-- Opening Marker --

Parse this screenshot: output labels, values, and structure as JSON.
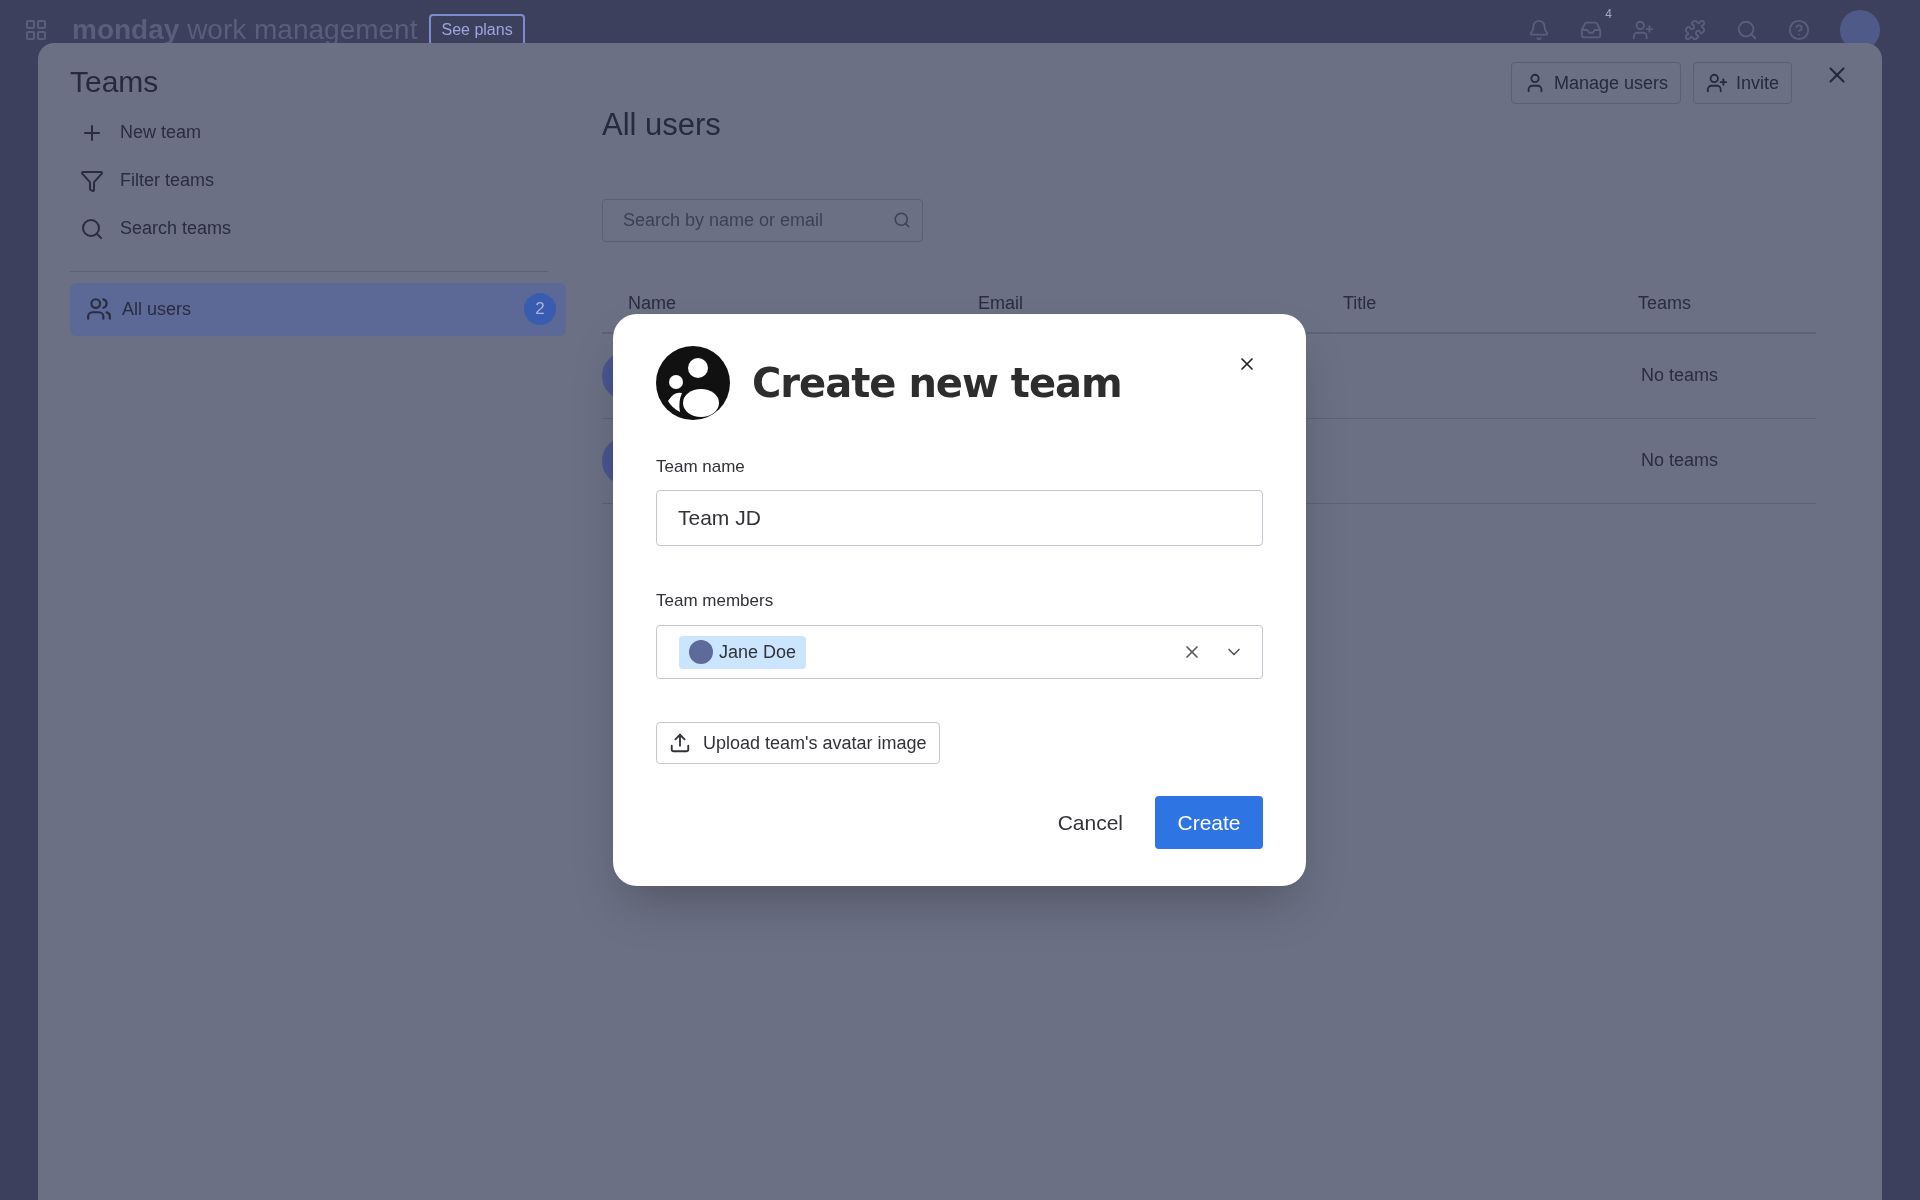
{
  "top_bar": {
    "logo_bold": "monday",
    "logo_rest": "work management",
    "plan_button": "See plans",
    "inbox_badge": "4"
  },
  "teams_panel": {
    "title": "Teams",
    "actions": [
      {
        "kind": "new",
        "label": "New team"
      },
      {
        "kind": "filter",
        "label": "Filter teams"
      },
      {
        "kind": "search",
        "label": "Search teams"
      }
    ],
    "nav": [
      {
        "label": "All users",
        "count": "2",
        "selected": true
      }
    ],
    "header_buttons": [
      {
        "kind": "manage",
        "label": "Manage users"
      },
      {
        "kind": "invite",
        "label": "Invite"
      }
    ]
  },
  "users": {
    "title": "All users",
    "search": {
      "placeholder": "Search by name or email"
    },
    "columns": [
      "Name",
      "Email",
      "Title",
      "Teams"
    ],
    "rows": [
      {
        "teams": "No teams"
      },
      {
        "teams": "No teams"
      }
    ]
  },
  "dialog": {
    "title": "Create new team",
    "team_name_label": "Team name",
    "team_name_value": "Team JD",
    "members_label": "Team members",
    "members": [
      {
        "name": "Jane Doe"
      }
    ],
    "upload_button": "Upload team's avatar image",
    "cancel_button": "Cancel",
    "create_button": "Create"
  }
}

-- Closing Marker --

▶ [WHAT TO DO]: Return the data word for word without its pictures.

▶ [RESULT BELOW]:
Parse this screenshot: output labels, values, and structure as JSON.
{
  "top_bar": {
    "logo_bold": "monday",
    "logo_rest": "work management",
    "plan_button": "See plans",
    "inbox_badge": "4"
  },
  "teams_panel": {
    "title": "Teams",
    "actions": [
      {
        "kind": "new",
        "label": "New team"
      },
      {
        "kind": "filter",
        "label": "Filter teams"
      },
      {
        "kind": "search",
        "label": "Search teams"
      }
    ],
    "nav": [
      {
        "label": "All users",
        "count": "2",
        "selected": true
      }
    ],
    "header_buttons": [
      {
        "kind": "manage",
        "label": "Manage users"
      },
      {
        "kind": "invite",
        "label": "Invite"
      }
    ]
  },
  "users": {
    "title": "All users",
    "search": {
      "placeholder": "Search by name or email"
    },
    "columns": [
      "Name",
      "Email",
      "Title",
      "Teams"
    ],
    "rows": [
      {
        "teams": "No teams"
      },
      {
        "teams": "No teams"
      }
    ]
  },
  "dialog": {
    "title": "Create new team",
    "team_name_label": "Team name",
    "team_name_value": "Team JD",
    "members_label": "Team members",
    "members": [
      {
        "name": "Jane Doe"
      }
    ],
    "upload_button": "Upload team's avatar image",
    "cancel_button": "Cancel",
    "create_button": "Create"
  }
}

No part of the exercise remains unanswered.